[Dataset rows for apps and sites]

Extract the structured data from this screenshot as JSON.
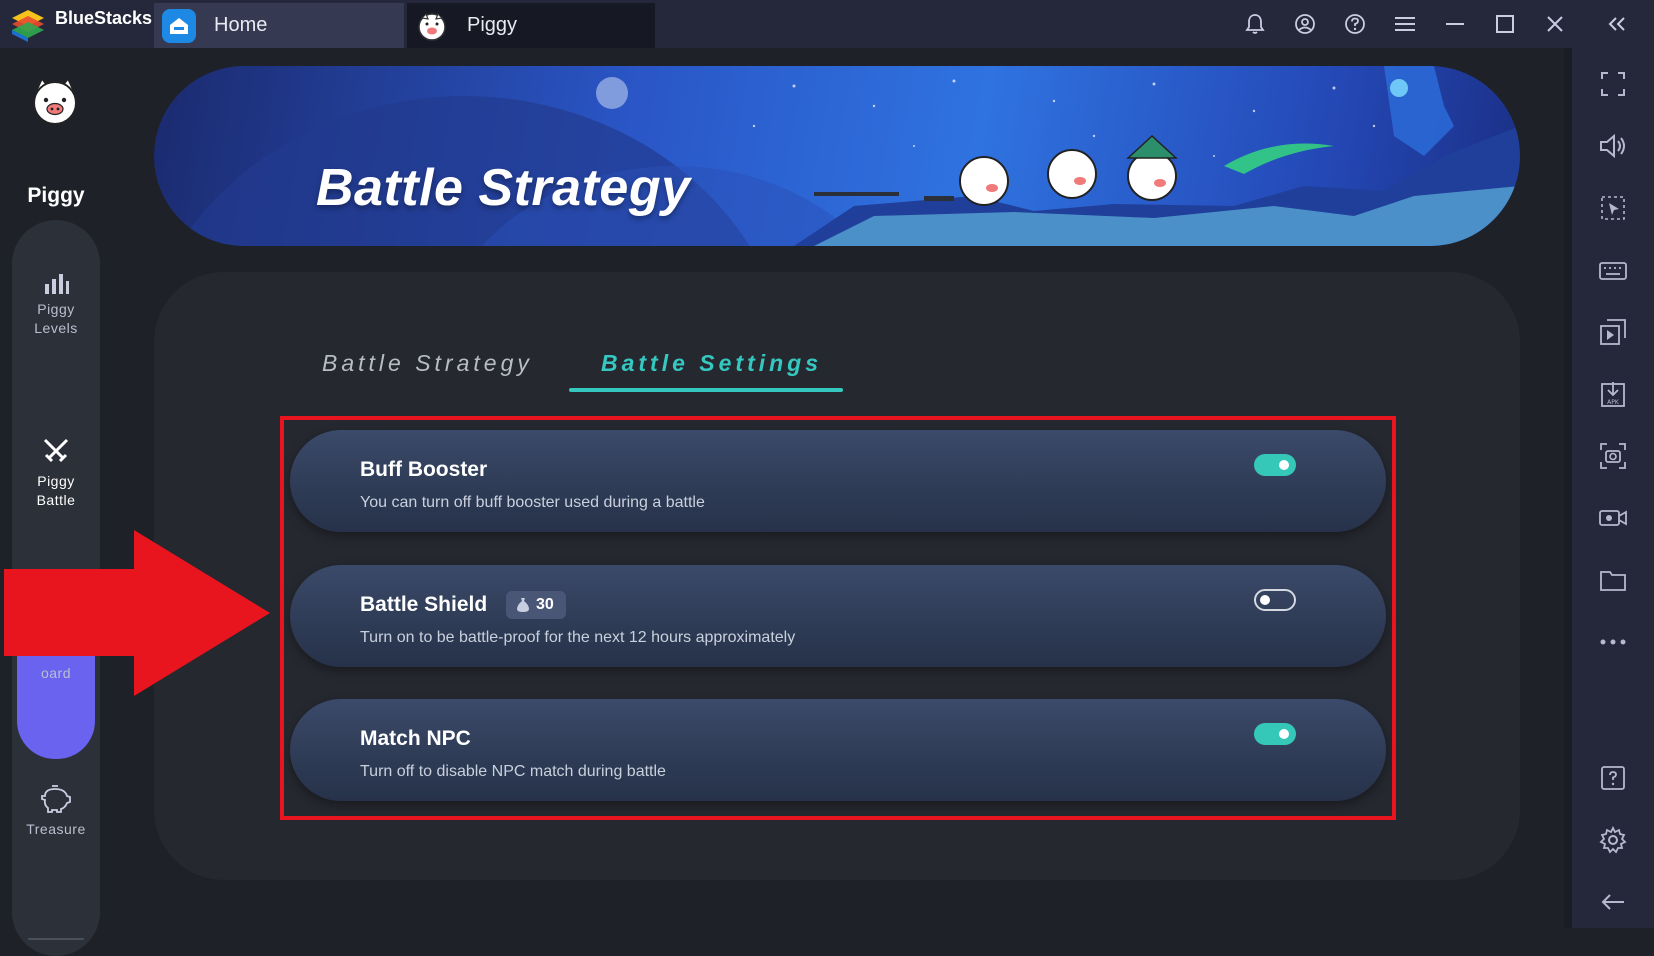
{
  "titlebar": {
    "app_name": "BlueStacks",
    "tabs": [
      {
        "label": "Home",
        "icon": "home-icon"
      },
      {
        "label": "Piggy",
        "icon": "piggy-icon"
      }
    ],
    "icons": [
      "bell-icon",
      "account-icon",
      "help-icon",
      "menu-icon",
      "minimize-icon",
      "maximize-icon",
      "close-icon",
      "collapse-sidebar-icon"
    ]
  },
  "app": {
    "name": "Piggy"
  },
  "sidebar": {
    "items": [
      {
        "label": "Piggy\nLevels",
        "line1": "Piggy",
        "line2": "Levels",
        "icon": "bar-chart-icon",
        "active": false
      },
      {
        "label": "Piggy Battle",
        "line1": "Piggy",
        "line2": "Battle",
        "icon": "crossed-swords-icon",
        "active": true
      },
      {
        "label": "oard",
        "icon": "leaderboard-icon",
        "active": false
      },
      {
        "label": "Treasure",
        "icon": "piggy-bank-icon",
        "active": false
      }
    ]
  },
  "banner": {
    "title": "Battle Strategy"
  },
  "panel": {
    "tabs": [
      {
        "label": "Battle Strategy",
        "active": false
      },
      {
        "label": "Battle Settings",
        "active": true
      }
    ],
    "settings": [
      {
        "title": "Buff Booster",
        "description": "You can turn off buff booster used during a battle",
        "enabled": true
      },
      {
        "title": "Battle Shield",
        "badge": "30",
        "description": "Turn on to be battle-proof for the next 12 hours approximately",
        "enabled": false
      },
      {
        "title": "Match NPC",
        "description": "Turn off to disable NPC match during battle",
        "enabled": true
      }
    ]
  },
  "rightbar": {
    "icons": [
      "fullscreen-icon",
      "volume-icon",
      "select-region-icon",
      "keyboard-icon",
      "multi-instance-icon",
      "install-apk-icon",
      "screenshot-icon",
      "record-icon",
      "folder-icon",
      "more-icon",
      "help-box-icon",
      "settings-gear-icon",
      "back-arrow-icon"
    ]
  },
  "colors": {
    "accent": "#35c8c0",
    "active_nav": "#6a63f0",
    "highlight_box": "#e8141e",
    "background": "#1e2128"
  }
}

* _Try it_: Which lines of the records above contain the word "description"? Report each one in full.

* _Problem solution_:
        "description": "You can turn off buff booster used during a battle",
        "description": "Turn on to be battle-proof for the next 12 hours approximately",
        "description": "Turn off to disable NPC match during battle",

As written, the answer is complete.